'One Step Forward, Two Steps Back' is the title of a book by that chess lover V.I. Ulyanov or Lenin, and that is wholly pertinent as a judgement on Fischer's idea.
Damsky didn't explain what he meant by that remark, and since he died in 2009, we're not likely to get an explanation. I understand it as saying that chess960 somehow sets chess back, a notion which I've already encountered in this blog.
First we had More Arguments Against Chess960, where I quoted Tim Krabbé saying, 'Any form of shuffle chess puts chess back 200 years'. This wasn't just the respected Dutch writer having a bad hair day. Some time earlier he is on record saying, 'chess would be put back 100 years'. The more he thinks about chess960, the more it puts chess back.
Later we had A Highbrow Dismissal of Chess960, where I quoted Mark Dvoretsky saying, '[Chess960] games almost never show us any aesthetic value. If we remember how hard it can be to discover the secrets of a position even in traditional chess, where we can refer to many generations' worth of experience, what I’m saying becomes logically obvious.'

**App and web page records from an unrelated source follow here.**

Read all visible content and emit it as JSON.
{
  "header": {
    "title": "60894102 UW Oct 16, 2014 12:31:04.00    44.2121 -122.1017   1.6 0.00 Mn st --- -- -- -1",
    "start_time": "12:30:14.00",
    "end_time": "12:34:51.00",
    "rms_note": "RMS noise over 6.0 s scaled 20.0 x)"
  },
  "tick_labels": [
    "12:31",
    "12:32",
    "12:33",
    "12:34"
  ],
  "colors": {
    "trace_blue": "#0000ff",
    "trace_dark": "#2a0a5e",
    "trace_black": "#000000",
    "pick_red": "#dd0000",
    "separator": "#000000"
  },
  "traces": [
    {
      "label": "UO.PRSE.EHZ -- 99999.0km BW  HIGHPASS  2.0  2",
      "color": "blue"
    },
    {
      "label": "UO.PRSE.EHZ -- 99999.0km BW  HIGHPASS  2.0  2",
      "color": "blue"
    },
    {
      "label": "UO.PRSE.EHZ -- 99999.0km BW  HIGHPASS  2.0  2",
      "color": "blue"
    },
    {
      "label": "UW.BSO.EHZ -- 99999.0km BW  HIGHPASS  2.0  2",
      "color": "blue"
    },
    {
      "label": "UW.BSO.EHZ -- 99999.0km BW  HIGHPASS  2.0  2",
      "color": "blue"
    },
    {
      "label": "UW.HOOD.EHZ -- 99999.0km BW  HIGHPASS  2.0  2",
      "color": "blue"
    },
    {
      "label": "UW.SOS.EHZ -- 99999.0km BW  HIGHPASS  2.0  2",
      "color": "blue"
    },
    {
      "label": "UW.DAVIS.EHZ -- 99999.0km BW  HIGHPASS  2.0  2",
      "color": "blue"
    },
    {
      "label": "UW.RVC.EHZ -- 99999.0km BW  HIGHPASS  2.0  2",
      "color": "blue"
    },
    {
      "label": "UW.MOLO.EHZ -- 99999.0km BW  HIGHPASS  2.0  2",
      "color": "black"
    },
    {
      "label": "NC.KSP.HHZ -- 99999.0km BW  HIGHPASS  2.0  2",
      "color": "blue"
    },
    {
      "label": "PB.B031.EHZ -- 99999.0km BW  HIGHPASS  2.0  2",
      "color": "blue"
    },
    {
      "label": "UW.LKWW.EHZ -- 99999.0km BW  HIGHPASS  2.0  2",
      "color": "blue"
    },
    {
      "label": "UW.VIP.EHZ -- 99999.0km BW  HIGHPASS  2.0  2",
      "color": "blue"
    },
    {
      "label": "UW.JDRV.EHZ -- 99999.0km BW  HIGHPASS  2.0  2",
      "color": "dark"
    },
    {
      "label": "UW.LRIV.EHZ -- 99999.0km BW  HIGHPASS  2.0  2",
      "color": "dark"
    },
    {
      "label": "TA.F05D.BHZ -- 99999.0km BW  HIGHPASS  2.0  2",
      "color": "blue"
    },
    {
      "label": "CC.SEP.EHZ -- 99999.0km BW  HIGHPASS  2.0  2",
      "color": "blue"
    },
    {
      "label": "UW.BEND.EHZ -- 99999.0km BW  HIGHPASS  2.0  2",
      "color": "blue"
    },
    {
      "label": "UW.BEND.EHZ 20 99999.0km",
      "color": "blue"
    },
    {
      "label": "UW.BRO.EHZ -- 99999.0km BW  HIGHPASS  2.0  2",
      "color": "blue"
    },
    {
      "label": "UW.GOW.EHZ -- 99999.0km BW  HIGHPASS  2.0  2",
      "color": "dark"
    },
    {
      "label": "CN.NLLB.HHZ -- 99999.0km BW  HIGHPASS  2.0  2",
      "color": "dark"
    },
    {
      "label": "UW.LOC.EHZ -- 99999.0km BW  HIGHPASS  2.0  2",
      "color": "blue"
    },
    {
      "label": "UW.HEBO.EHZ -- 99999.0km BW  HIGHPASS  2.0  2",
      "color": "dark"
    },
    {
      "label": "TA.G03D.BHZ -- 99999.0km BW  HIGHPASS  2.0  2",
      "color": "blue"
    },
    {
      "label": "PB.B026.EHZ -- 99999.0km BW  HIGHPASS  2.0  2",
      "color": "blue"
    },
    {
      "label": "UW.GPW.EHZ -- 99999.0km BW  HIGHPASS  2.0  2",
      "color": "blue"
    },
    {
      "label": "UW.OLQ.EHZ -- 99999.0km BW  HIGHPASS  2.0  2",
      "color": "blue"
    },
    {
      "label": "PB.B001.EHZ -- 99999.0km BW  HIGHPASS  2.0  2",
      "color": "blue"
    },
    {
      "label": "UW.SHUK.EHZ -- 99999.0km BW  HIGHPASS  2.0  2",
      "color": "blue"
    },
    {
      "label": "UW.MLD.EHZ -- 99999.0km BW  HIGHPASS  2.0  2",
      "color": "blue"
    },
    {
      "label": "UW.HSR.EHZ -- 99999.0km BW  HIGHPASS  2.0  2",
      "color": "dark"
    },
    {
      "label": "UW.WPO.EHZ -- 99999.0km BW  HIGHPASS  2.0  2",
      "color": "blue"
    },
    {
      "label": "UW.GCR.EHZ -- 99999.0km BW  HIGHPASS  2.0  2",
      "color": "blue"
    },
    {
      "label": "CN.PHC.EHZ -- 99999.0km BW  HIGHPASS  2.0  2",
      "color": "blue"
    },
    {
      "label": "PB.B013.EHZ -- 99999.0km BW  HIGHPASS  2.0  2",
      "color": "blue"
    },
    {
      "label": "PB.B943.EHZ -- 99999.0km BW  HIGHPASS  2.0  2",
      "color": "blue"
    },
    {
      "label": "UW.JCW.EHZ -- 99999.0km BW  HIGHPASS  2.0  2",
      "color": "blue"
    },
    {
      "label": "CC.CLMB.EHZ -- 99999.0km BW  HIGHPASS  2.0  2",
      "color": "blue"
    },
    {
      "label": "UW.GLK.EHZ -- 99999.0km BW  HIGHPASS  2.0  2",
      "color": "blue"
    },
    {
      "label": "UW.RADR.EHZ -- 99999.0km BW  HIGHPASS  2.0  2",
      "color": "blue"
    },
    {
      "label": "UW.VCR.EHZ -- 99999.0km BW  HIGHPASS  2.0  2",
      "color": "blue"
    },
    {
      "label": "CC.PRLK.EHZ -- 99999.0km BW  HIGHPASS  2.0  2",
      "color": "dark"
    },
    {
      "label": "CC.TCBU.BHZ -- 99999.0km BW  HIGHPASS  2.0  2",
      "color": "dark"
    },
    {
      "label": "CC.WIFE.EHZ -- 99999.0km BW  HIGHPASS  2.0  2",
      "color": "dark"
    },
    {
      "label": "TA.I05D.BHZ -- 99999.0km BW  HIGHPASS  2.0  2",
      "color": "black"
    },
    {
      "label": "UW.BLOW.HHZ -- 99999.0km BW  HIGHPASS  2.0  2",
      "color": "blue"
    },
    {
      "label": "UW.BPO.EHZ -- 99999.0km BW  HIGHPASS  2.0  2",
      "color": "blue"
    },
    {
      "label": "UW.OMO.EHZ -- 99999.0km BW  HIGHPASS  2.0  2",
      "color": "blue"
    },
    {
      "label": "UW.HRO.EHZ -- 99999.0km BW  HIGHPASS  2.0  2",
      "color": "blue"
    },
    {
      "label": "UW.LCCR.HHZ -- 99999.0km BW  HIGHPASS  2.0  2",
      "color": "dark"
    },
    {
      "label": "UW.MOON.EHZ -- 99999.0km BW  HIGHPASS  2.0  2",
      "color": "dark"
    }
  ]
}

I was reminded of all this when I encountered John Watson Book Review #82 : Historical and Biographical Works, Installment 3 on TWIC. In that 'review', really several reviews rolled into one article, the American IM tackled two books by GM John Nunn: 'Grandmaster Chess Move by Move' and 'Nunn's Chess Puzzle Book'. The review isn't dated, but the newest book reviewed was published in 2007, so it's from a few years ago. My interest on this blog is in the 'Puzzle Book', where Watson wrote,
I'd like to describe a fascinating and potentially controversial section that Nunn incorporated into this book, one that seems to have escaped notice in most book reviews: his historical comparison of older, pre-World War I players to modern ones. Nunn calls this section 'The Test of Time'.
In his review Watson quoted large portions of the book, enough to let us follow Nunn's complete train of thought. The British GM started,
One of the great perennial questions in chess is: how do the great masters of the past compare with the leading players of today? Like all really interesting questions, it is very hard to answer. It is even possible to disagree on the ground rules for the comparison: for example, should you take into account the development of chess theory over the intervening time, and not mark down the old masters for their naive handling of many opening systems?
He then went on to describe the results of a study where he compared the games of the great 1911 Karlsbad tournament with the 1993 Biel Interzonal. Since the Karlsbad tournament was played 100 years ago, you can guess where I'm going with this post...
Today is Christmas Eve, I'm running late, and there are more pressing matters than the evolution of chess theory. I'll leave you to read Watson's synopsis of Nunn's findings and will come back to the topic for my next post, scheduled for the day of New Year's Eve.
To all those who celebrate the holiday, have a Merry Christmas! And please be careful about drinking and driving.